Input data:
──────────

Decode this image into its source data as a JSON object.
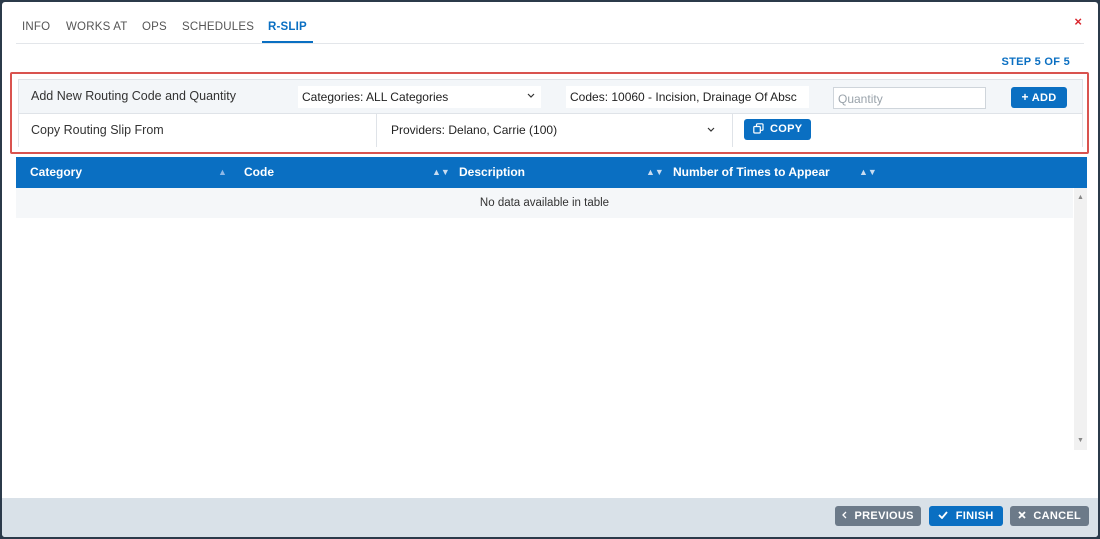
{
  "tabs": [
    "INFO",
    "WORKS AT",
    "OPS",
    "SCHEDULES",
    "R-SLIP"
  ],
  "active_tab": "R-SLIP",
  "close_glyph": "×",
  "step_label": "STEP 5 OF 5",
  "routing": {
    "label": "Add New Routing Code and Quantity",
    "category_select": "Categories: ALL Categories",
    "code_select": "Codes: 10060 - Incision, Drainage Of Absc",
    "quantity_placeholder": "Quantity",
    "add_button": "ADD"
  },
  "copy": {
    "label": "Copy Routing Slip From",
    "provider_select": "Providers: Delano, Carrie (100)",
    "copy_button": "COPY"
  },
  "table": {
    "columns": [
      "Category",
      "Code",
      "Description",
      "Number of Times to Appear"
    ],
    "empty_message": "No data available in table"
  },
  "footer": {
    "previous_button": "PREVIOUS",
    "finish_button": "FINISH",
    "cancel_button": "CANCEL"
  },
  "icons": {
    "add": "plus-icon",
    "copy": "copy-icon",
    "previous": "chevron-left-icon",
    "finish": "check-icon",
    "cancel": "x-icon"
  },
  "colors": {
    "accent": "#0a6fc2",
    "highlight_border": "#d9534f",
    "close": "#d9252c",
    "footer_grey_button": "#6c7a89"
  }
}
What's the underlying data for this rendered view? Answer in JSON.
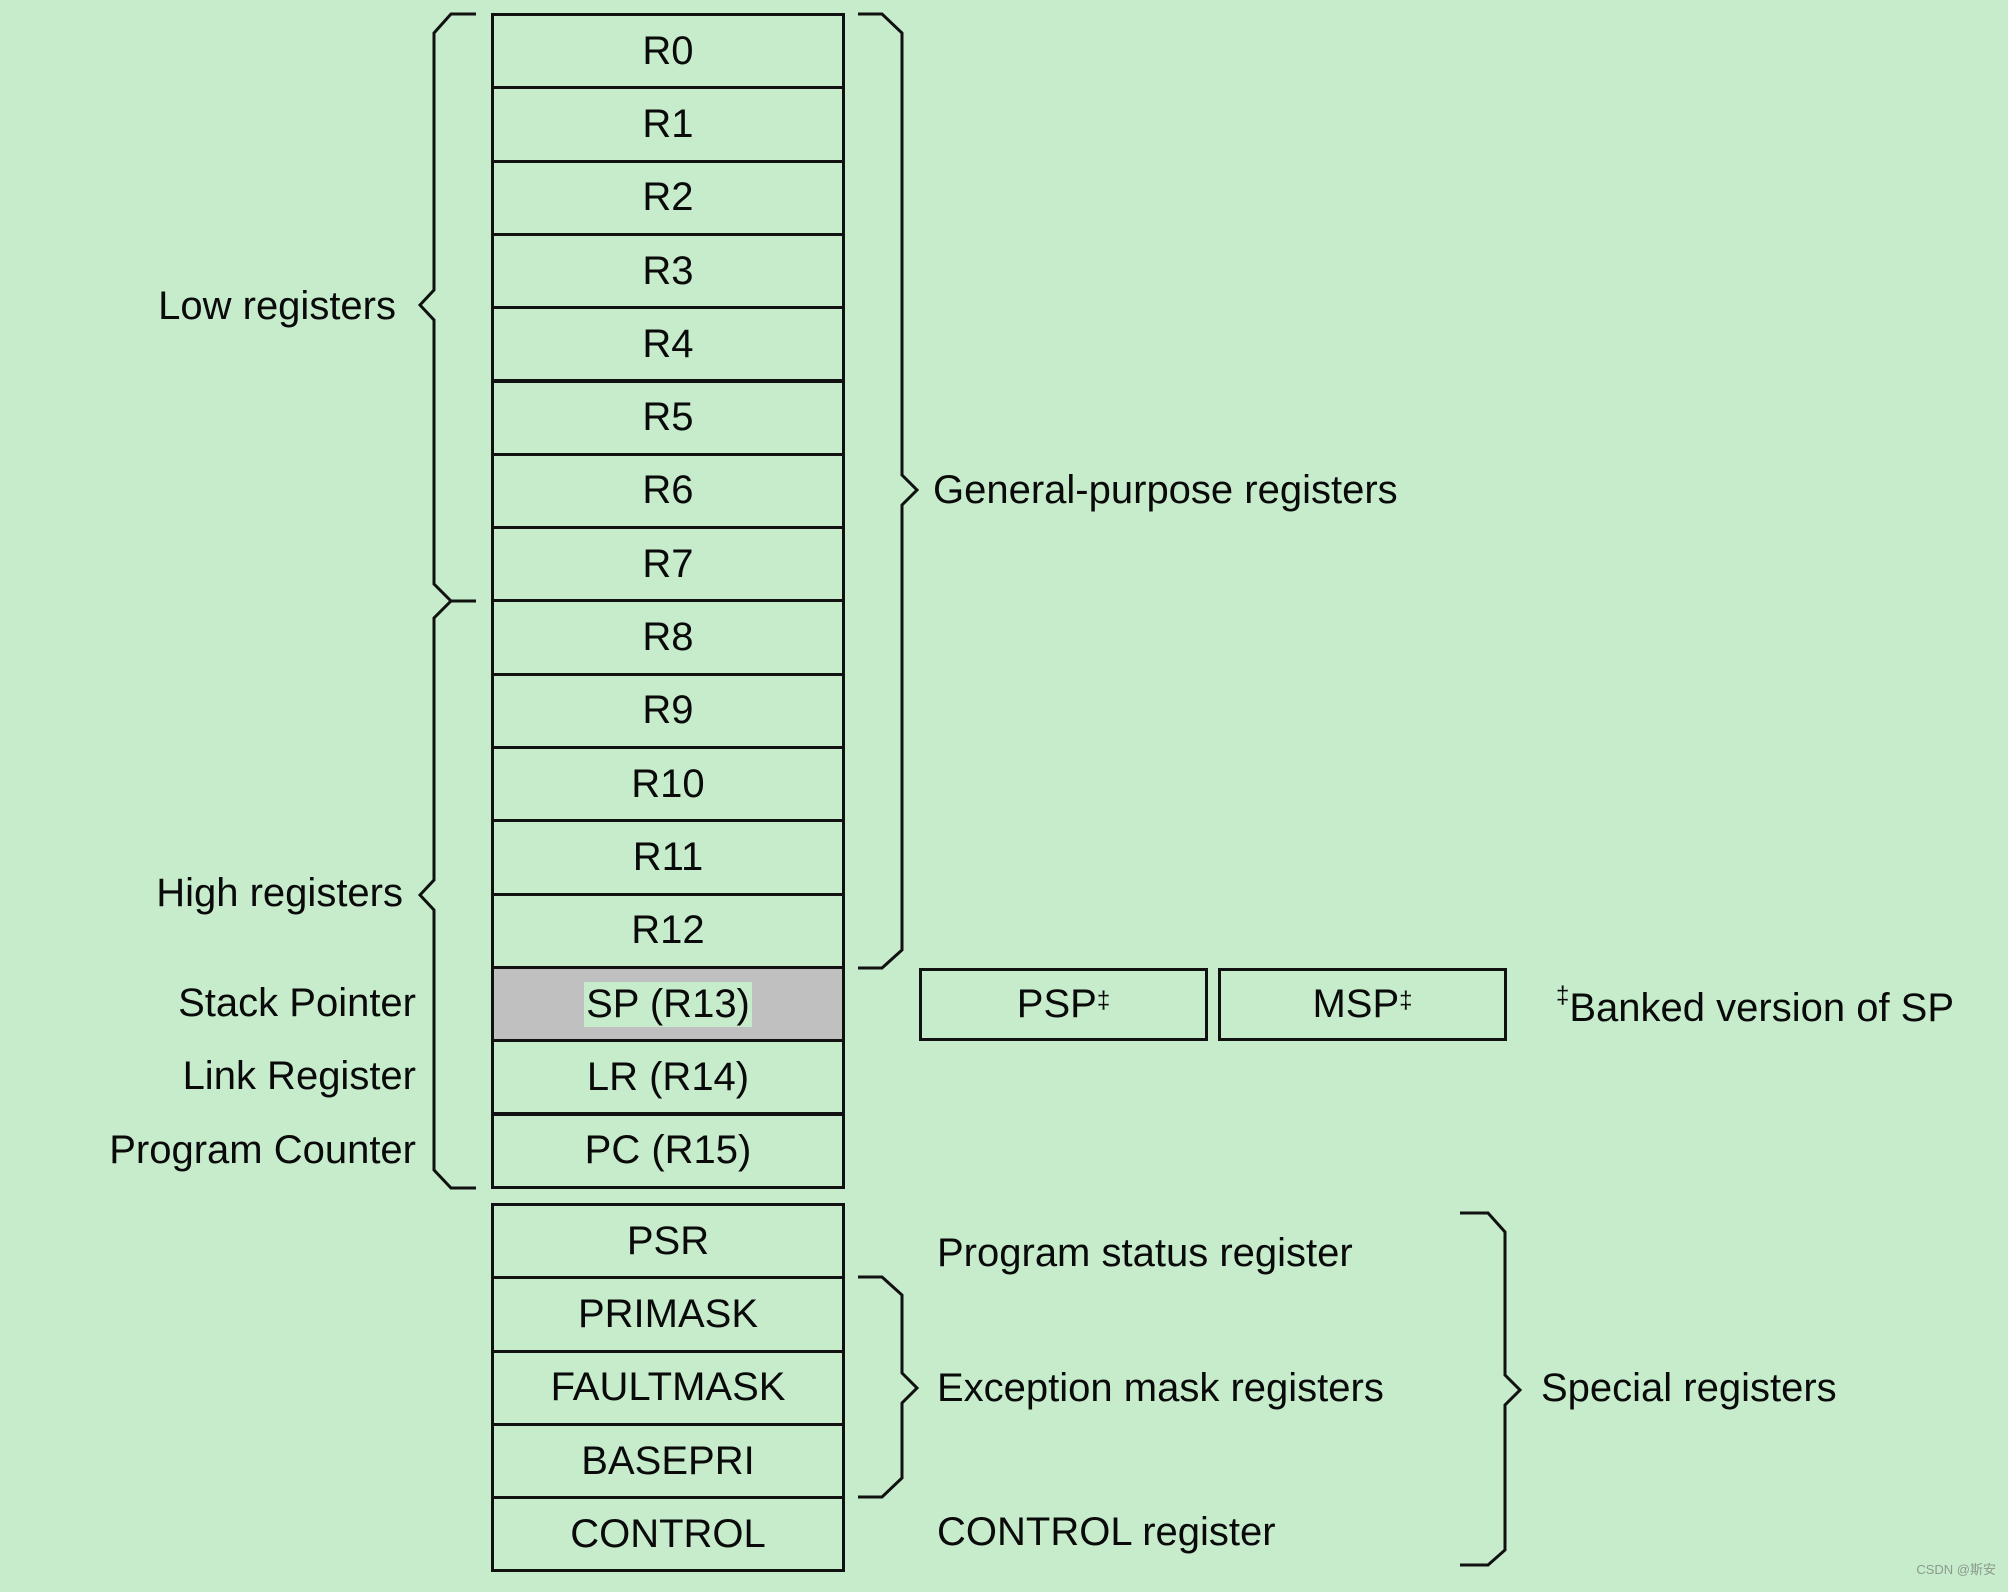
{
  "core_registers": [
    {
      "name": "R0"
    },
    {
      "name": "R1"
    },
    {
      "name": "R2"
    },
    {
      "name": "R3"
    },
    {
      "name": "R4"
    },
    {
      "name": "R5"
    },
    {
      "name": "R6"
    },
    {
      "name": "R7"
    },
    {
      "name": "R8"
    },
    {
      "name": "R9"
    },
    {
      "name": "R10"
    },
    {
      "name": "R11"
    },
    {
      "name": "R12"
    },
    {
      "name": "SP (R13)",
      "highlighted": true
    },
    {
      "name": "LR (R14)"
    },
    {
      "name": "PC (R15)"
    }
  ],
  "special_registers": [
    {
      "name": "PSR"
    },
    {
      "name": "PRIMASK"
    },
    {
      "name": "FAULTMASK"
    },
    {
      "name": "BASEPRI"
    },
    {
      "name": "CONTROL"
    }
  ],
  "left_labels": {
    "low": "Low registers",
    "high": "High registers",
    "sp": "Stack Pointer",
    "lr": "Link Register",
    "pc": "Program Counter"
  },
  "right_labels": {
    "general_purpose": "General-purpose registers",
    "psr": "Program status register",
    "exception_mask": "Exception mask registers",
    "control": "CONTROL register",
    "special": "Special registers"
  },
  "banked": {
    "psp": "PSP",
    "msp": "MSP",
    "mark": "‡",
    "note": "Banked version of SP"
  },
  "colors": {
    "background": "#c6eccc",
    "highlight": "#c0c0c0",
    "line": "#111111"
  },
  "watermark": "CSDN @斯安"
}
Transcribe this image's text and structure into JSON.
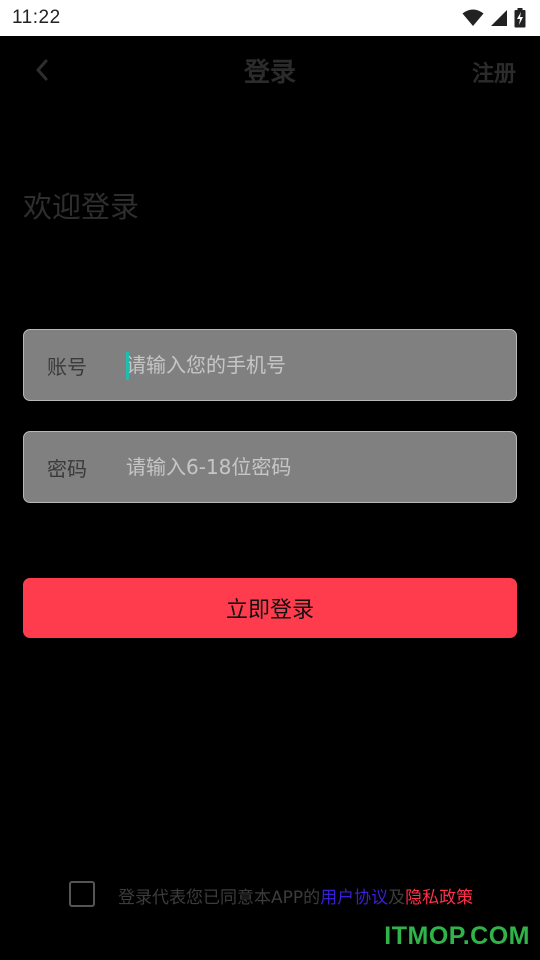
{
  "status_bar": {
    "time": "11:22",
    "icons": [
      "wifi-icon",
      "signal-icon",
      "battery-charging-icon"
    ]
  },
  "nav": {
    "back_icon": "chevron-left-icon",
    "title": "登录",
    "register_label": "注册"
  },
  "welcome": "欢迎登录",
  "account_field": {
    "label": "账号",
    "placeholder": "请输入您的手机号",
    "value": ""
  },
  "password_field": {
    "label": "密码",
    "placeholder": "请输入6-18位密码",
    "value": ""
  },
  "login_button": "立即登录",
  "agreement": {
    "checked": false,
    "prefix": "登录代表您已同意本APP的",
    "user_agreement": "用户协议",
    "conjunction": "及",
    "privacy_policy": "隐私政策"
  },
  "watermark": "ITMOP.COM",
  "colors": {
    "background": "#000000",
    "primary_button": "#ff3b4e",
    "field_background": "#808080",
    "caret": "#21bcb0",
    "user_agreement_link": "#3a1fd8",
    "privacy_link": "#ff3048",
    "watermark": "#2fb44a"
  }
}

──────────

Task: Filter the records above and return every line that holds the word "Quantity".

Worked solution:
    "label": "Add New Routing Code and Quantity",
    "quantity_placeholder": "Quantity",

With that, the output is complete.